SINCE THIS IS our first “Week in Review” for the Florida State League, we’ll expand our reach in order to get you caught up in baseball’s most-difficult High-A circuit.
Playing in the Florida State League means toiling in a very hot sun in ballparks with Major League dimensions. But don’t feel too bad for these prospects, since their clubhouses likely will be the best they’ll see until the day they make their debut in The Show.
Enough of that. On to the highs and lows to date:
Peter O’Brien (Tampa) – The 23-year-old catcher and third baseman split 2013 between Charleston and Tampa, swatting 22 home runs along the way. He picked up where he left off to start this season. He is tied for the league lead with four home runs and second with a 1.041 OPS. After striking out 134 times in 2013, O’Brien seems to be getting more selective. He’s on an 84-strikeout pace.
Viosergy Rosa and Terrence Dayleg (Jupiter) – Neither of these guys are considered top prospects in the Miami Marlins organization but they are doing their best to force their way into the conversation. Rosa, 24, overpowered the South Atlantic League a year ago to the tune of 23 home runs. The reason the Marlins were underwhelmed was his .252 batting average. In his first 13 games in High-A, Rosa is batting .383 with a league-leading 1.044 on-base-plus-slugging percentage. His batting average is merely second-best in the FSL thanks to Dayleg, who is batting .392. Wonder why you haven’t heard of Dayleg? He’s 26, ancient for the FSL, and he’s in this third season with Jupiter. Call it the Stephen Vogt Career Plan. Everything clicked for Vogt at a similar age while playing for the FSL’s Charlotte Stone Crabs. He eventually made his big-league debut in his late 20s.
K.C. Hobson (Dunedin) – The Blue Jays kept Hobson in Low-A Lansing for most of three seasons before finally promoting him to Dunedin in 2013. Despite swatting a career-best 19 home runs, he batted just .215, earning him a return to the FSL for 2014. So far, so good. Hobson leads the league with 18 runs batted in and a .313 batting average.

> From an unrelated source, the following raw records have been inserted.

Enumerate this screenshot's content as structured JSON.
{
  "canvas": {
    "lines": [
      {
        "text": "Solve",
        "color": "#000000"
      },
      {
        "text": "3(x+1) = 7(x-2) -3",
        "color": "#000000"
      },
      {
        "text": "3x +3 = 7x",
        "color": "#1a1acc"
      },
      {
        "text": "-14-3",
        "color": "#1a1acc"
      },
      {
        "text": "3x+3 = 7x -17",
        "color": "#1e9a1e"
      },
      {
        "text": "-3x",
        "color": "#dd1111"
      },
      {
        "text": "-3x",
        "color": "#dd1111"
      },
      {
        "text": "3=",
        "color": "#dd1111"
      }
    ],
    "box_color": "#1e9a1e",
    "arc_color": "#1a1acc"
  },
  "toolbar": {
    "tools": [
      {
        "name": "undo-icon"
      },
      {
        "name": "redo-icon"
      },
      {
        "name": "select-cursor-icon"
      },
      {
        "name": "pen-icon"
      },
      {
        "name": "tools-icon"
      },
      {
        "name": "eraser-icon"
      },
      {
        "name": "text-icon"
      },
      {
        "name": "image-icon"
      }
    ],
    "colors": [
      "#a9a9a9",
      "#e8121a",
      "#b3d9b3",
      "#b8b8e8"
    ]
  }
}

Matt Boyd (Dunedin) – The Blue Jays plucked Boyd out of Oregon State in the sixth round as a college senior. As such, he was considered an advanced, low-ceiling but safe bet to advance rapidly through the system and perhaps bolster the back end of the Jays’ rotation. He is as advertised. Three starts into his first full professional season, Boyd has yet to give up a run. He is 3-0 with 13 hits allowed in 17 innings. He has struck out 16 while walking just two.
Josh Hodges (Jupiter) – Good thing the Hammerheads have the league’s two hottest hitters because they also are home to the league’s coldest pitcher. On the surface, it was a minor surprise Hodges is repeating at Jupiter. He made 22 starts with the team last year and finished with a 3.60 ERA in 132 innings of work. Peripherals, though, highlighted a low strikeout rate (5.7/9 innings) and an unusually high number of unearned runs hinted the ERA was a mirage. This season is out to a disastrous start for Hodges: 0-2, 11.48 ERA and 28 hits allowed in 13.1 innings. He also has just five strikeouts. You’ll see more from him below.
LINE OF THE WEEK
Hodges gets the call for this one as well. In a 13-3 loss to St. Lucie on April 10, Hodges lasted just four innings, surrendered 13 hits and 10 runs (nine earned).